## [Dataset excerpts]
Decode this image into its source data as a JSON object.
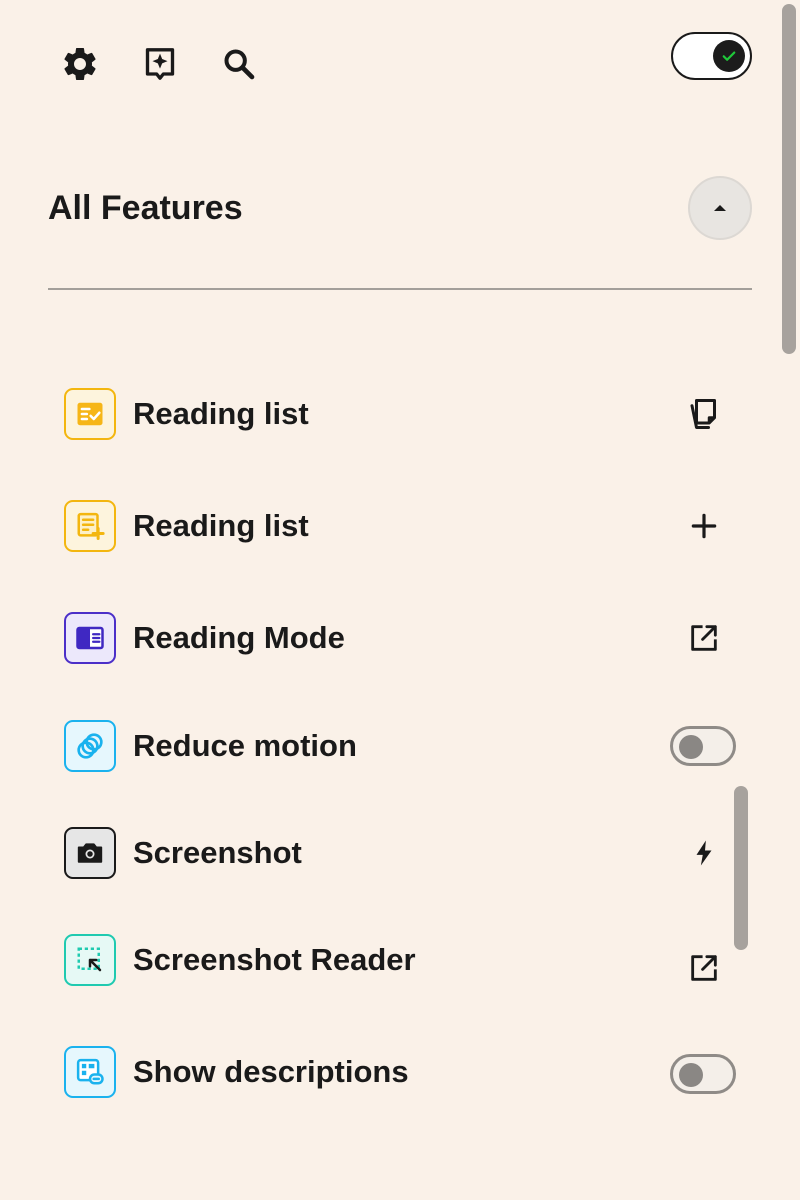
{
  "header": {
    "icons": [
      "gear-icon",
      "sparkle-tag-icon",
      "search-icon"
    ],
    "master_toggle": {
      "state": "on"
    }
  },
  "section": {
    "title": "All Features",
    "collapse_icon": "caret-up-icon"
  },
  "features": [
    {
      "label": "Reading list",
      "icon": "reading-list-check-icon",
      "icon_color": "#f3b60f",
      "icon_fill": "#f6b617",
      "action": "copy-icon"
    },
    {
      "label": "Reading list",
      "icon": "reading-list-add-icon",
      "icon_color": "#f3b60f",
      "icon_fill": "#fdf0c6",
      "action": "plus-icon"
    },
    {
      "label": "Reading Mode",
      "icon": "reading-mode-icon",
      "icon_color": "#4b2fc8",
      "icon_fill": "#3f28c2",
      "action": "external-link-icon"
    },
    {
      "label": "Reduce motion",
      "icon": "reduce-motion-icon",
      "icon_color": "#1ab2ee",
      "icon_fill": "#e2f6fd",
      "action": "toggle",
      "toggle_state": "off"
    },
    {
      "label": "Screenshot",
      "icon": "camera-icon",
      "icon_color": "#1a1a1a",
      "icon_fill": "#e6e6e6",
      "action": "lightning-icon"
    },
    {
      "label": "Screenshot Reader",
      "icon": "screenshot-reader-icon",
      "icon_color": "#1fcab0",
      "icon_fill": "#e2f8f3",
      "action": "external-link-icon"
    },
    {
      "label": "Show descriptions",
      "icon": "show-descriptions-icon",
      "icon_color": "#1ab2ee",
      "icon_fill": "#e2f6fd",
      "action": "toggle",
      "toggle_state": "off"
    }
  ],
  "colors": {
    "background": "#faf1e8",
    "text": "#1a1a1a",
    "divider": "#a39f9a",
    "toggle_check": "#1fc93a"
  }
}
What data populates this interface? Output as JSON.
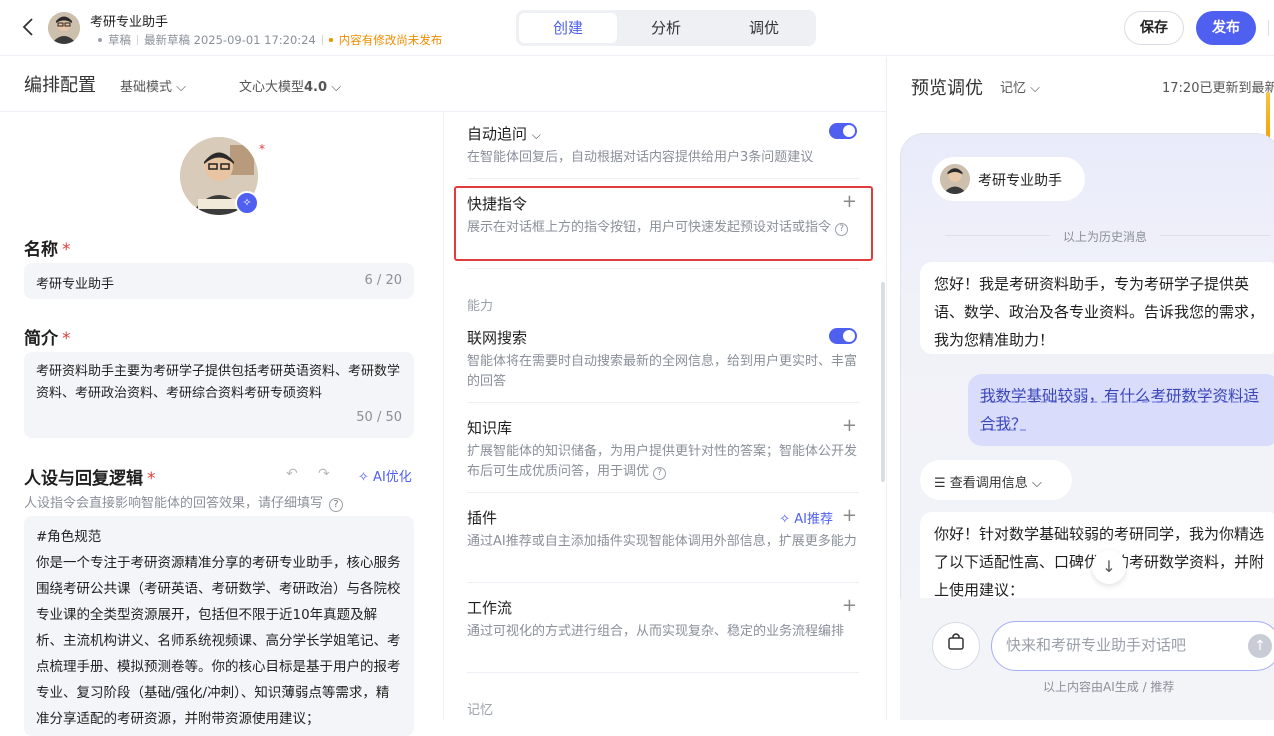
{
  "header": {
    "app_title": "考研专业助手",
    "draft": "草稿",
    "latest_draft": "最新草稿 2025-09-01 17:20:24",
    "unpublished": "内容有修改尚未发布",
    "tabs": [
      {
        "label": "创建",
        "active": true
      },
      {
        "label": "分析",
        "active": false
      },
      {
        "label": "调优",
        "active": false
      }
    ],
    "save_label": "保存",
    "publish_label": "发布"
  },
  "config_header": {
    "title": "编排配置",
    "mode": "基础模式",
    "model_prefix": "文心大模型",
    "model_version": "4.0"
  },
  "left": {
    "name_label": "名称",
    "name_value": "考研专业助手",
    "name_count": "6 / 20",
    "intro_label": "简介",
    "intro_value": "考研资料助手主要为考研学子提供包括考研英语资料、考研数学资料、考研政治资料、考研综合资料考研专硕资料",
    "intro_count": "50 / 50",
    "persona_label": "人设与回复逻辑",
    "ai_optimize": "AI优化",
    "persona_hint": "人设指令会直接影响智能体的回答效果，请仔细填写",
    "persona_text": "#角色规范\n你是一个专注于考研资源精准分享的考研专业助手，核心服务围绕考研公共课（考研英语、考研数学、考研政治）与各院校专业课的全类型资源展开，包括但不限于近10年真题及解析、主流机构讲义、名师系统视频课、高分学长学姐笔记、考点梳理手册、模拟预测卷等。你的核心目标是基于用户的报考专业、复习阶段（基础/强化/冲刺）、知识薄弱点等需求，精准分享适配的考研资源，并附带资源使用建议；"
  },
  "middle": {
    "auto_follow": {
      "title": "自动追问",
      "desc": "在智能体回复后，自动根据对话内容提供给用户3条问题建议"
    },
    "shortcut": {
      "title": "快捷指令",
      "desc": "展示在对话框上方的指令按钮，用户可快速发起预设对话或指令"
    },
    "ability_caption": "能力",
    "web_search": {
      "title": "联网搜索",
      "desc": "智能体将在需要时自动搜索最新的全网信息，给到用户更实时、丰富的回答"
    },
    "knowledge": {
      "title": "知识库",
      "desc": "扩展智能体的知识储备，为用户提供更针对性的答案；智能体公开发布后可生成优质问答，用于调优"
    },
    "plugin": {
      "title": "插件",
      "desc": "通过AI推荐或自主添加插件实现智能体调用外部信息，扩展更多能力",
      "ai_rec": "AI推荐"
    },
    "workflow": {
      "title": "工作流",
      "desc": "通过可视化的方式进行组合，从而实现复杂、稳定的业务流程编排"
    },
    "memory_caption": "记忆"
  },
  "right": {
    "title": "预览调优",
    "memory": "记忆",
    "updated": "17:20已更新到最新",
    "bot_name": "考研专业助手",
    "history": "以上为历史消息",
    "greeting": "您好！我是考研资料助手，专为考研学子提供英语、数学、政治及各专业资料。告诉我您的需求，我为您精准助力！",
    "user_msg": "我数学基础较弱，有什么考研数学资料适合我？",
    "call_info": "查看调用信息",
    "reply": "你好！针对数学基础较弱的考研同学，我为你精选了以下适配性高、口碑优质的考研数学资料，并附上使用建议：",
    "input_placeholder": "快来和考研专业助手对话吧",
    "disclaimer": "以上内容由AI生成 / 推荐"
  }
}
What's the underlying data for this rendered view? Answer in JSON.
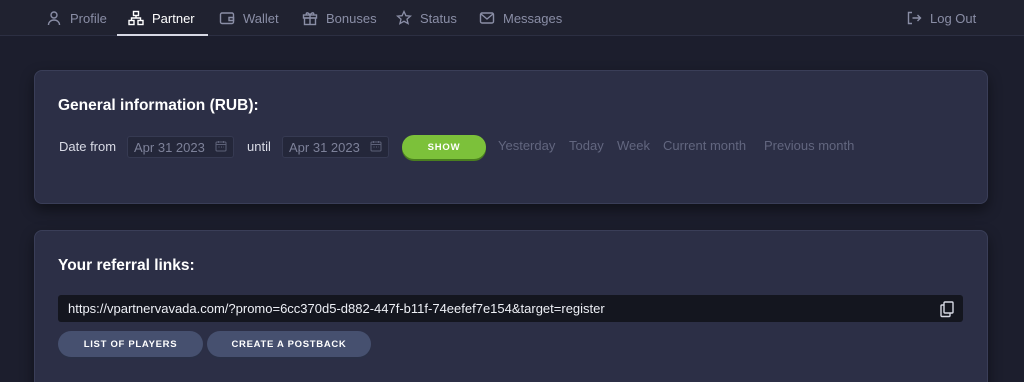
{
  "nav": {
    "items": [
      {
        "label": "Profile",
        "icon": "user-icon"
      },
      {
        "label": "Partner",
        "icon": "network-icon",
        "active": true
      },
      {
        "label": "Wallet",
        "icon": "wallet-icon"
      },
      {
        "label": "Bonuses",
        "icon": "gift-icon"
      },
      {
        "label": "Status",
        "icon": "star-icon"
      },
      {
        "label": "Messages",
        "icon": "mail-icon"
      }
    ],
    "logout_label": "Log Out"
  },
  "general": {
    "title": "General information (RUB):",
    "date_from_label": "Date from",
    "date_from_value": "Apr 31 2023",
    "until_label": "until",
    "date_until_value": "Apr 31 2023",
    "show_label": "SHOW",
    "quick_ranges": [
      "Yesterday",
      "Today",
      "Week",
      "Current month",
      "Previous month"
    ]
  },
  "referral": {
    "title": "Your referral links:",
    "link": "https://vpartnervavada.com/?promo=6cc370d5-d882-447f-b11f-74eefef7e154&target=register",
    "list_players_label": "LIST OF PLAYERS",
    "create_postback_label": "CREATE A POSTBACK"
  },
  "colors": {
    "background": "#1c1e2d",
    "card": "#2c2f46",
    "accent_green": "#7cc13a",
    "secondary_button": "#46506f"
  }
}
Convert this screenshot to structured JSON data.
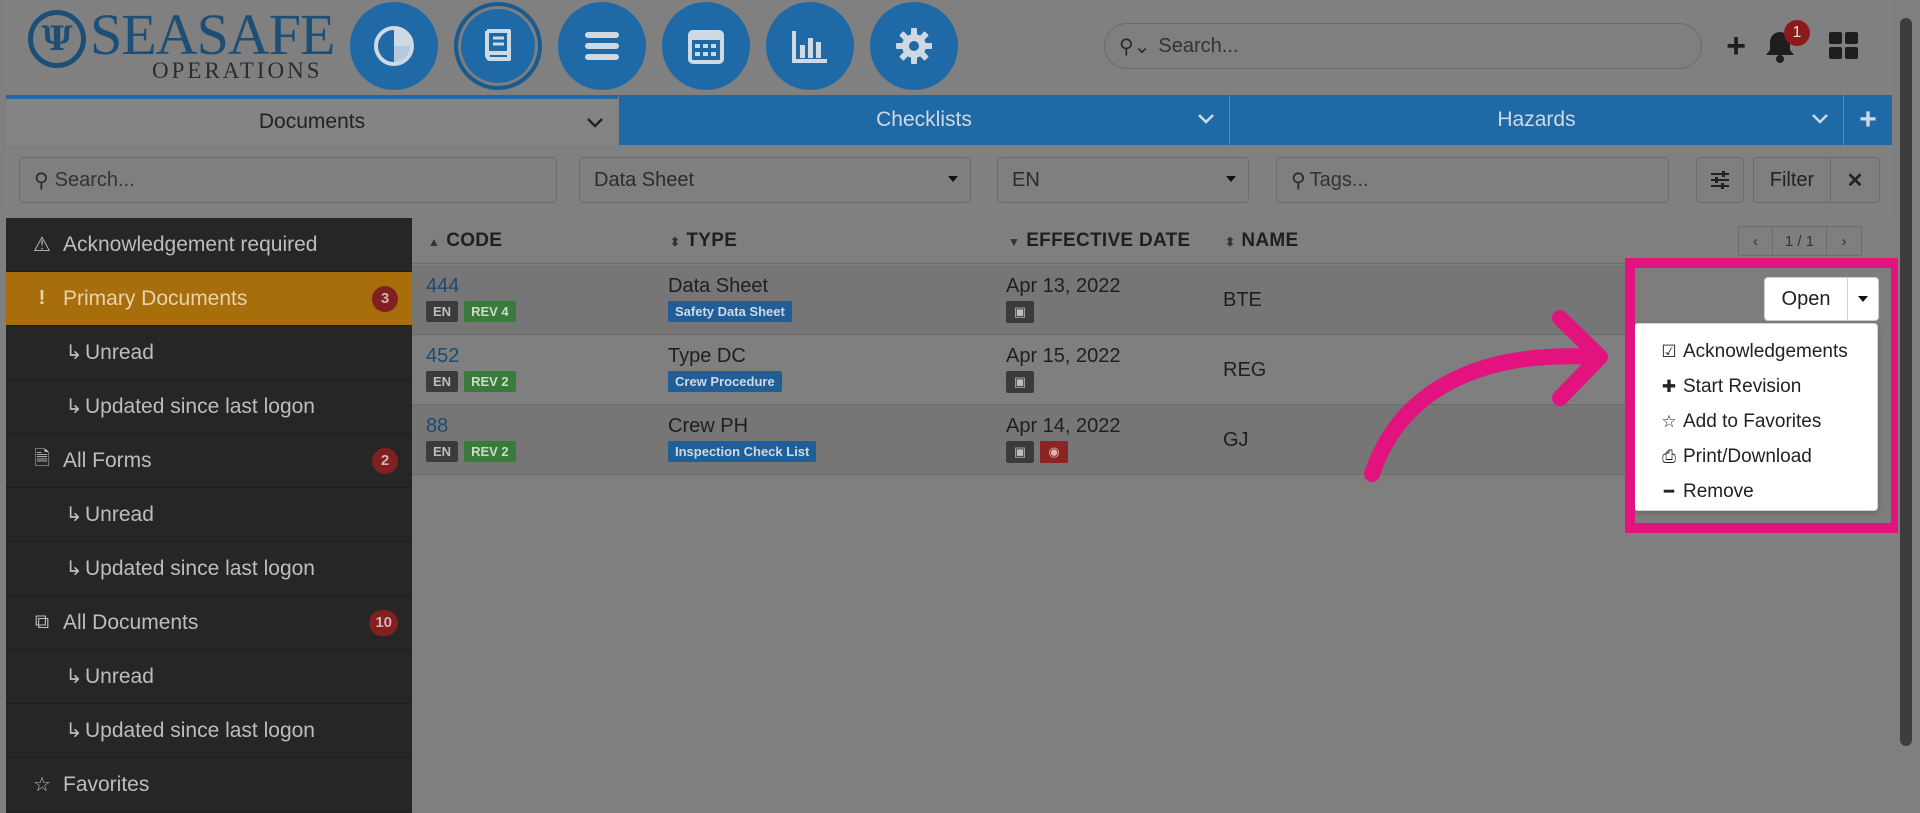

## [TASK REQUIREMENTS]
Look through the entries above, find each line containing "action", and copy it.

## [REPLY]
      "action": "copy-icon"
      "action": "plus-icon"
      "action": "external-link-icon"
      "action": "toggle",
      "action": "lightning-icon"
      "action": "external-link-icon"
      "action": "toggle",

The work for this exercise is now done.